Even so, we have a tremendous number of cars squished into our 84-square-mile city: roughly 460,000 of them. On a per capita basis, we have more than 600 cars for every 1,000 city residents.

But some places in the area have bucked the trend toward more vehicles, and I’m happy to highlight the most notable of these.

An entrance to the Capitol Hill light-rail station. The arrival of the transit service in that neighborhood in 2016 is likely to have contributed to a decline in the number of cars per capita there between 2010 and 2019.  (Ken Lambert / The Seattle Times)

In the census tract in the heart of Seattle’s Capitol Hill, the number of cars dropped from a rate of 577 per 1,000 residents to 399. That’s a 31% decline, the largest of any census tract. This area includes the Capitol Hill light-rail station that opened in 2016.

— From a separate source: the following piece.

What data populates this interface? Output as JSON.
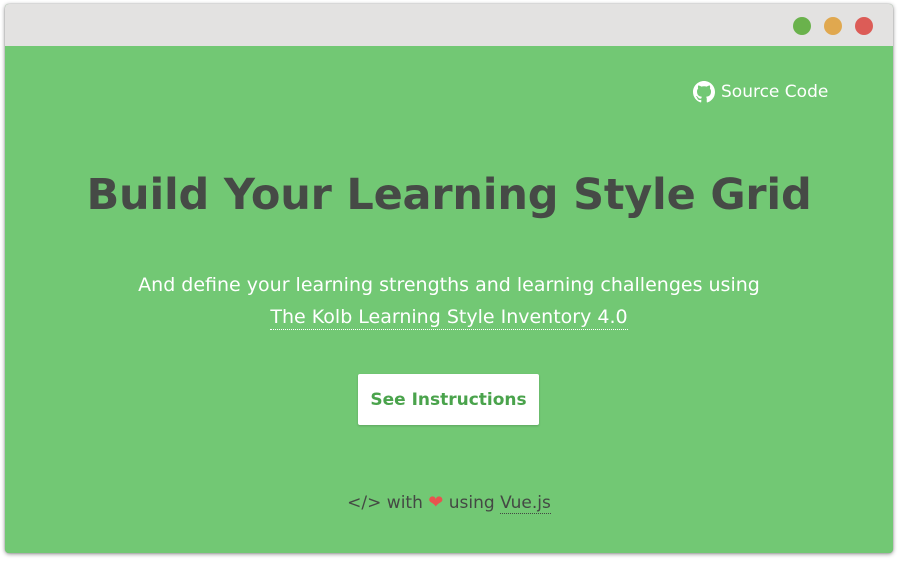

It shows that when people live in walkable neighborhoods with good transit and car-sharing options — and when a owning car becomes a big enough expense and hassle — many are willing to go car-less.

It’s not just in the city of Seattle, either. After Capitol Hill, the second biggest decline in cars per capita was in the Robinswood neighborhood of Bellevue, where many Bellevue College students live.

A note on the data: Because census tracts are small areas, in order to get a larger sample, the Census Bureau averages five years worth of data to produce its annual estimates. So the 2019 data for census tracts represents the average of the years 2016 to 2019, and the 2010 data represents the average of the years 2006-2010.